Some of the world’s top Indigenous designers brought their latest styles to the catwalk — and made bold cultural statements — at Indigenous Fashion Week Toronto.
The four-day inaugural event showcased some of the most distinct and innovative work of 23 Indigenous artists and designers from Canada, the U.S. and Greenland.
A live runway event each night was inspired by the traditional seasons of the moon. The first in the series, New Moon, created a platform for emerging indigenous designers.
Berry Moon’s designs were in celebration of summer and the pow wow season.
Frost Moon featured Inuk street style from Nunavut and Greenland.

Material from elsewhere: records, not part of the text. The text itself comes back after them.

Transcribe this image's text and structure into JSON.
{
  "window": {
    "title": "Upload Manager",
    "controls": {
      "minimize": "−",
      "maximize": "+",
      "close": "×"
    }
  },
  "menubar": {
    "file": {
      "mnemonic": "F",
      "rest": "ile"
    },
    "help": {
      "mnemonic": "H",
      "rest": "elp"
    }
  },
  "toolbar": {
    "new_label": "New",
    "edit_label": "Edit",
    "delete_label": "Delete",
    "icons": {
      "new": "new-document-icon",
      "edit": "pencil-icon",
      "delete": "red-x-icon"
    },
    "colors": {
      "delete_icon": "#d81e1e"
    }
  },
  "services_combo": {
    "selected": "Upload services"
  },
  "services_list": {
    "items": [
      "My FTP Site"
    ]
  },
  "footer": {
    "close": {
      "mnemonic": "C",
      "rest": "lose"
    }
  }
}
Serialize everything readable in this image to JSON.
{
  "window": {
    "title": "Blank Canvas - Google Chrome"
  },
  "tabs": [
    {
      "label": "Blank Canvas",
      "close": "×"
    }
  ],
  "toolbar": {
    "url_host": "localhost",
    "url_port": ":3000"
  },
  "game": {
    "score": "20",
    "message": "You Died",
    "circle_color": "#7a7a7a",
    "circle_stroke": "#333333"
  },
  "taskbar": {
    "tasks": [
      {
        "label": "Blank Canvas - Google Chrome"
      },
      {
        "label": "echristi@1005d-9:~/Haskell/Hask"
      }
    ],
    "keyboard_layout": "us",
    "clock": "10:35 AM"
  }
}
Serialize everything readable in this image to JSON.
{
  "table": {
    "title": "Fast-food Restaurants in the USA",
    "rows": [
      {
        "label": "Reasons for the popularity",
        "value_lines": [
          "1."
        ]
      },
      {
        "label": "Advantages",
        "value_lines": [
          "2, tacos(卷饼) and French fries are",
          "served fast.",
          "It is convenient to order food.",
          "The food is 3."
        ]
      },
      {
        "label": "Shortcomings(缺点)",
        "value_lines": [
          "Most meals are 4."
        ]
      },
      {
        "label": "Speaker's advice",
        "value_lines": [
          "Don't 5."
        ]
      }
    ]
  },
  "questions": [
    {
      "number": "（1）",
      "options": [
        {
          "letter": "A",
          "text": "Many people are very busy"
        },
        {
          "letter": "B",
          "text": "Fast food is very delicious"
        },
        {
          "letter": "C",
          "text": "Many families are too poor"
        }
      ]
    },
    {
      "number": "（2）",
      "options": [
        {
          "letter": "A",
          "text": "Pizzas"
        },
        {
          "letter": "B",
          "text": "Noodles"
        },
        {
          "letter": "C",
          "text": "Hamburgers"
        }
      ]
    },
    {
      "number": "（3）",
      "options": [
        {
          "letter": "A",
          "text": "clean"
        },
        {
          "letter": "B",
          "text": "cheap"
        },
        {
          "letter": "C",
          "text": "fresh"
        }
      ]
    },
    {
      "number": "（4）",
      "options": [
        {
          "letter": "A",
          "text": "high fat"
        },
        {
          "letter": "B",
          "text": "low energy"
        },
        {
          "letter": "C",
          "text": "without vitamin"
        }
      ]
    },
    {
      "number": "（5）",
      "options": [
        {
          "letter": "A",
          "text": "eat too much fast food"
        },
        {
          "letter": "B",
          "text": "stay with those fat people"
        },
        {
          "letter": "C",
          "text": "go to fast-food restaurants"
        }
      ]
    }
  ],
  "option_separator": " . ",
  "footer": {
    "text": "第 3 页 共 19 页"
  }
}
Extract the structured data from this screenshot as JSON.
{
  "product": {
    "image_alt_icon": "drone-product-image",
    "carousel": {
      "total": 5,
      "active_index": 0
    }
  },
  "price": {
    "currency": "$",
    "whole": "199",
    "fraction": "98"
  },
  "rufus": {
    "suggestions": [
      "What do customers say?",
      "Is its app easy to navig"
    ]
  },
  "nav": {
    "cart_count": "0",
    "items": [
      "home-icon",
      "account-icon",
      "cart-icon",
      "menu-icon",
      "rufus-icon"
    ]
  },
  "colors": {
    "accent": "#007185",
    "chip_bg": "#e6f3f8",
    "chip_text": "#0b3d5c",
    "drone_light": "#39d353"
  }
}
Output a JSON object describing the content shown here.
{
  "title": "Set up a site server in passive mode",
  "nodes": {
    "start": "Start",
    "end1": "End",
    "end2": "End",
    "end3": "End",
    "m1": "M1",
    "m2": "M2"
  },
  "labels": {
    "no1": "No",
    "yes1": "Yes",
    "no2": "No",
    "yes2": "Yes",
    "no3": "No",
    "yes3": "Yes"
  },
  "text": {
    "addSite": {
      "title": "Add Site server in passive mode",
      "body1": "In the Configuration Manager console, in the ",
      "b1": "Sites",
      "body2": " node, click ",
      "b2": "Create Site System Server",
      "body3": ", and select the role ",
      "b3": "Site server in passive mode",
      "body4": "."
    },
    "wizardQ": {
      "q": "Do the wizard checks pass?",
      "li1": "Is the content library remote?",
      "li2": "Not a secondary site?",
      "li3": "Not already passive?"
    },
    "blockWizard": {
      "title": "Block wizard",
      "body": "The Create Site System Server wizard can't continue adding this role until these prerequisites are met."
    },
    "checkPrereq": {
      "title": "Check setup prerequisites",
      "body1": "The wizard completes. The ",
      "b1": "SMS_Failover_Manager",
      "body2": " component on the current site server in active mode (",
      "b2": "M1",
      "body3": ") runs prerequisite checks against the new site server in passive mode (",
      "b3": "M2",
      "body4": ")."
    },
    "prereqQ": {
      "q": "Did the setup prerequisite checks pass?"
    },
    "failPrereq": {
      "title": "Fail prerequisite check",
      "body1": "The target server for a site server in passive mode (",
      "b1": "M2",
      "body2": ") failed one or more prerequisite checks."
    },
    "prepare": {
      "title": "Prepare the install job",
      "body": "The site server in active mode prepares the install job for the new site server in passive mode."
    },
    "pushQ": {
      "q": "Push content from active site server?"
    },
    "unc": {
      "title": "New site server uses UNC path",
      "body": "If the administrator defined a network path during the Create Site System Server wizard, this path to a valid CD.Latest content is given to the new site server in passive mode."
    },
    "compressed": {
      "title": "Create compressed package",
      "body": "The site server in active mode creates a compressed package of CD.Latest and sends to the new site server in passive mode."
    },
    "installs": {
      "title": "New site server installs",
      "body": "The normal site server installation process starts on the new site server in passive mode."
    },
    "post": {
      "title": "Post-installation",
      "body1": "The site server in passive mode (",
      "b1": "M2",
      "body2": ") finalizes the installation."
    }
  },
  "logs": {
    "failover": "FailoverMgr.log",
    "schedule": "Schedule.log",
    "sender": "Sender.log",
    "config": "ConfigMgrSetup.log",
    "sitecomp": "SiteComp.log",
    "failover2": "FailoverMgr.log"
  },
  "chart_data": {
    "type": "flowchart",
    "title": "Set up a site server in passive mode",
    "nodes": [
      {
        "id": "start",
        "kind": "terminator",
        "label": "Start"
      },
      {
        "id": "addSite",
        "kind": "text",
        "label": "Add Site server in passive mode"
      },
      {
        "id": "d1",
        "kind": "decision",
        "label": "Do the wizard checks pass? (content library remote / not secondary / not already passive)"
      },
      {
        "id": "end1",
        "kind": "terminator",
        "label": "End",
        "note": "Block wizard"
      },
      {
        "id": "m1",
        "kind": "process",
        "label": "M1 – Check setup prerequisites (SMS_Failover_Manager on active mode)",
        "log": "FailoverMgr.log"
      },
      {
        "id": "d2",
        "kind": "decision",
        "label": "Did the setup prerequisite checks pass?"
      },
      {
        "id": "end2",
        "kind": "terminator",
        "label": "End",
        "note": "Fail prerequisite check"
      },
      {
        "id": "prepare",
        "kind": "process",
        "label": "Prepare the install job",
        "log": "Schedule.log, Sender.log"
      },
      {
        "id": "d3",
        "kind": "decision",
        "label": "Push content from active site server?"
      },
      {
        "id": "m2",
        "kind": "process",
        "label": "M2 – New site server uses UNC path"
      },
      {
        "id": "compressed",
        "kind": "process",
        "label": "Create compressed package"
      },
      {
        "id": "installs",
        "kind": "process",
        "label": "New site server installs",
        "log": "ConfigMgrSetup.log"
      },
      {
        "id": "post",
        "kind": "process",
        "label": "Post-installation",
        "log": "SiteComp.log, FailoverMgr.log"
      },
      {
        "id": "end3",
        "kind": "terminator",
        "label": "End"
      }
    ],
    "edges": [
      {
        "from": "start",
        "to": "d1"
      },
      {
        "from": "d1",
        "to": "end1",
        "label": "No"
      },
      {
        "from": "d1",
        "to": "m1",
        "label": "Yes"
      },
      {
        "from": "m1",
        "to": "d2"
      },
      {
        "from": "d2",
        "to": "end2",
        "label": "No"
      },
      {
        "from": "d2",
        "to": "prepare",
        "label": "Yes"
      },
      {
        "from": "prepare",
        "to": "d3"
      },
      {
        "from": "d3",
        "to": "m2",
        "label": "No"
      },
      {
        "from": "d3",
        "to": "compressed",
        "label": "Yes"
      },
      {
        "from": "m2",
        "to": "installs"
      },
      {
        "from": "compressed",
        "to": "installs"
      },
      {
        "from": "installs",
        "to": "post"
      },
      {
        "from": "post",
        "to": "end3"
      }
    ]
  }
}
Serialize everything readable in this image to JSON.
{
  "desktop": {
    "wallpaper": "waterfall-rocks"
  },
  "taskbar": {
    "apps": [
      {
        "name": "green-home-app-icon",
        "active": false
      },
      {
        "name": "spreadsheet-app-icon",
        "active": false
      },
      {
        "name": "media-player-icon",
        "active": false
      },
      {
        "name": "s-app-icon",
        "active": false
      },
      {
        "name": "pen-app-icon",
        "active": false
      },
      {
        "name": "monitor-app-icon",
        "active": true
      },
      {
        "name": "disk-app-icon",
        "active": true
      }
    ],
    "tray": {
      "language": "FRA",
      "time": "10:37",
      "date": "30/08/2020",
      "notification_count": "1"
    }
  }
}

The final runway night, Harvest Moon, was an inter-generational event honouring of matriarchs, with designs that recognized the vitality of traditional stories and teachings that have been passed on through generations.
Here are some memorable moments and images from Indigenous Fashion Week Toronto.
The event was more than a fashion show. The opening night kicked off with a musical performance by Cris Derksen, a young classically trained Cree cellist.
- Indigenous Fashion Week Toronto kicks off with new and up and coming designers
Besides performances like Derksen’s and the runway shows, Indigenous Fashion Week also featured a marketplace, workshops and panels.
Why Toronto’s first Indigenous Fashion Week is about so much more than the runways
The clothes and accessories incorporated and celebrated the rich cultural craft traditions of Indigenous life as contemporary fashion.
- New Brunswick designer selected for first-ever Indigenous Fashion week
This ensemble was designed by British Columbia-based Haida and Kwakwaka’wakw designer Meghann O’Brien.
She adopts traditional art forms used in basket- weaving into her clothing designs.
- Chippewa artist’s latest display part of Indigenous Fashion Week Toronto kick-off party
Stories meet style
- Inuit ‘wear their culture on their sleeve, literally’: Inuk designer gears up for Indigenous fashion week
In this case, the designer’s inspiration was land sovereignty and the relationship between people and the environment.
Artistic director Sage Paul on Indigenous Fashion Week Toronto
Women as warriors
Saskatchewan-based Dene designer Catherine Blackburn used concepts of traditional bead work to create futuristic “armour.”
“I see Indigenous women as warriors because of the constant battle it is to always prove something, to always try to break those stereotypical barriers that hold us back,” she says.